As the Crow Flies

What has Iain been up to? The Old Man has his ways of getting to the truth of the sins of the son …

“… THE MAN slammed his brakes, veering to the other side of the road to avoid lurching forward and flying through the windscreen … When the car finally screeched to a halt, he sat for what seemed to him an eternity, his fingers and forehead glued to the upper rim of the steering wheel. It was only when he lifted his head that he realised he had no idea which direction he was facing. Whatever that thing was, it had pulled up and over the vehicle just in time …”

extract from Close Call: Short and Bittersweet by M K MacInnes, available via Amazon 13 April 2015 More info here.

Chicken

The house has a little secret. What is Roddy not telling his wife?

“… MR MCDIARMID was just polishing off the last spoonful of cream from his plate when the light and soft quiet emanating from the window was interrupted by a dark shadow and a loud flutter … By the time Morag returned from the kitchen with a neat tray of teacups and a freshly made pot of tea, Mister McDiarmid was out of his seat, Iain’s arms locked around his waist …”

extract from Close Call: Short and Bittersweet by M K MacInnes, available via Amazon 13 April 2015 More details here.

The Serpent and the Bicycle

IN THE wake of the Great War, a young Skye man experiences an inexplicable occurrence that leaves everyone with their heads scratching and his mother climbing the walls. It is an event that that will change the course of his life forever.

“… NOT EVEN the sight of Beinn na Cailleach and the Coolin mountains in a cloudless sky could soothe [the young man’s] anxiety over what the future might hold. During his eleven-mile journey from his mother Marsali’s house in Heaste, he had already narrowly avoided being clipped by a motor car in Broadford … Now approaching the abandoned churchyard, he was greeted by the sight of Blaven towering over the softer rolling Kilbride terrain.

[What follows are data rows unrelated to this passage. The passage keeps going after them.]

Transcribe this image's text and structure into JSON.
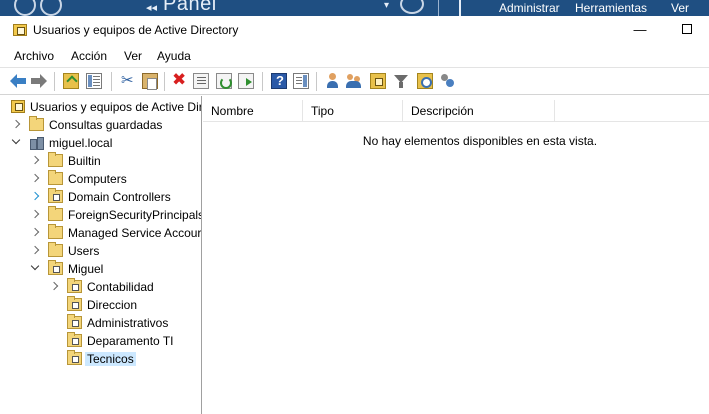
{
  "background_app": {
    "panel_text": "Panel",
    "menu": [
      "Administrar",
      "Herramientas",
      "Ver"
    ]
  },
  "window": {
    "title": "Usuarios y equipos de Active Directory",
    "minimize_glyph": "—"
  },
  "menubar": {
    "items": [
      "Archivo",
      "Acción",
      "Ver",
      "Ayuda"
    ]
  },
  "toolbar": {
    "icons": [
      "back-arrow",
      "forward-arrow",
      "up-one-level",
      "show-hide-console-tree",
      "cut",
      "paste",
      "delete",
      "properties",
      "refresh",
      "export-list",
      "help",
      "show-hide-action-pane",
      "create-user",
      "create-group",
      "create-ou",
      "filter",
      "find",
      "delegate-control"
    ]
  },
  "tree": {
    "root": "Usuarios y equipos de Active Dir",
    "items": [
      {
        "label": "Consultas guardadas",
        "level": 1,
        "expander": "collapsed",
        "icon": "folder"
      },
      {
        "label": "miguel.local",
        "level": 1,
        "expander": "expanded",
        "icon": "domain"
      },
      {
        "label": "Builtin",
        "level": 2,
        "expander": "collapsed",
        "icon": "folder"
      },
      {
        "label": "Computers",
        "level": 2,
        "expander": "collapsed",
        "icon": "folder"
      },
      {
        "label": "Domain Controllers",
        "level": 2,
        "expander": "collapsed-highlight",
        "icon": "ou"
      },
      {
        "label": "ForeignSecurityPrincipals",
        "level": 2,
        "expander": "collapsed",
        "icon": "folder"
      },
      {
        "label": "Managed Service Accour",
        "level": 2,
        "expander": "collapsed",
        "icon": "folder"
      },
      {
        "label": "Users",
        "level": 2,
        "expander": "collapsed",
        "icon": "folder"
      },
      {
        "label": "Miguel",
        "level": 2,
        "expander": "expanded",
        "icon": "ou"
      },
      {
        "label": "Contabilidad",
        "level": 3,
        "expander": "collapsed",
        "icon": "ou"
      },
      {
        "label": "Direccion",
        "level": 3,
        "expander": "none",
        "icon": "ou"
      },
      {
        "label": "Administrativos",
        "level": 3,
        "expander": "none",
        "icon": "ou"
      },
      {
        "label": "Deparamento TI",
        "level": 3,
        "expander": "none",
        "icon": "ou"
      },
      {
        "label": "Tecnicos",
        "level": 3,
        "expander": "none",
        "icon": "ou",
        "selected": true
      }
    ]
  },
  "list": {
    "columns": [
      "Nombre",
      "Tipo",
      "Descripción"
    ],
    "empty_message": "No hay elementos disponibles en esta vista."
  },
  "colors": {
    "background_app_bar": "#1f4f82",
    "selection": "#cce8ff",
    "folder": "#f3d57a"
  }
}
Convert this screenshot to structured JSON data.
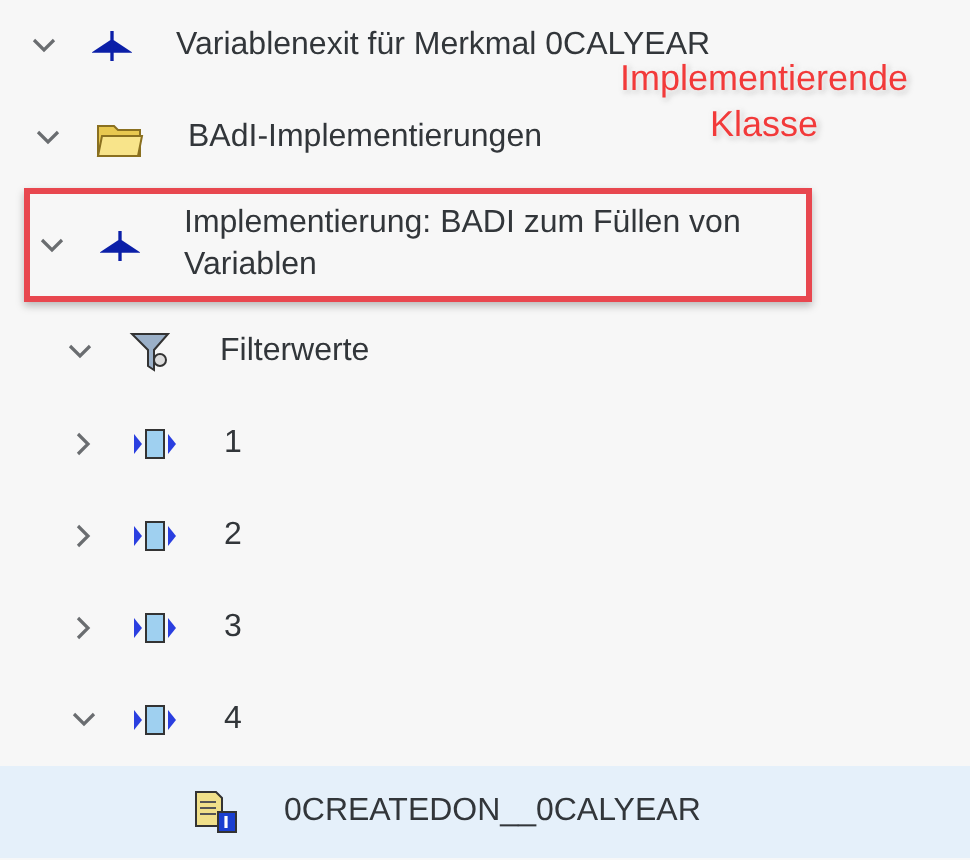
{
  "tree": [
    {
      "kind": "exit",
      "label": "Variablenexit für Merkmal 0CALYEAR",
      "expanded": true,
      "selected": false,
      "highlighted": false,
      "children": [
        {
          "kind": "folder",
          "label": "BAdI-Implementierungen",
          "expanded": true,
          "selected": false,
          "highlighted": false,
          "children": [
            {
              "kind": "exit",
              "label": "Implementierung: BADI zum Füllen von Variablen",
              "expanded": true,
              "selected": false,
              "highlighted": true,
              "children": [
                {
                  "kind": "filter",
                  "label": "Filterwerte",
                  "expanded": true,
                  "selected": false,
                  "highlighted": false,
                  "children": [
                    {
                      "kind": "value",
                      "label": "1",
                      "expanded": false,
                      "selected": false,
                      "highlighted": false
                    },
                    {
                      "kind": "value",
                      "label": "2",
                      "expanded": false,
                      "selected": false,
                      "highlighted": false
                    },
                    {
                      "kind": "value",
                      "label": "3",
                      "expanded": false,
                      "selected": false,
                      "highlighted": false
                    },
                    {
                      "kind": "value",
                      "label": "4",
                      "expanded": true,
                      "selected": false,
                      "highlighted": false,
                      "children": [
                        {
                          "kind": "document",
                          "label": "0CREATEDON__0CALYEAR",
                          "selected": true,
                          "highlighted": false
                        }
                      ]
                    }
                  ]
                }
              ]
            }
          ]
        }
      ]
    }
  ],
  "annotation": {
    "text": "Implementierende Klasse"
  }
}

Knowing full well how distracted he was, Roderick pedalled his bicycle slowly to avoid any further mishaps …”

extract from Close Call: Short and Bittersweet by M K MacInnes, available via Amazon 13 April 2015

More details here.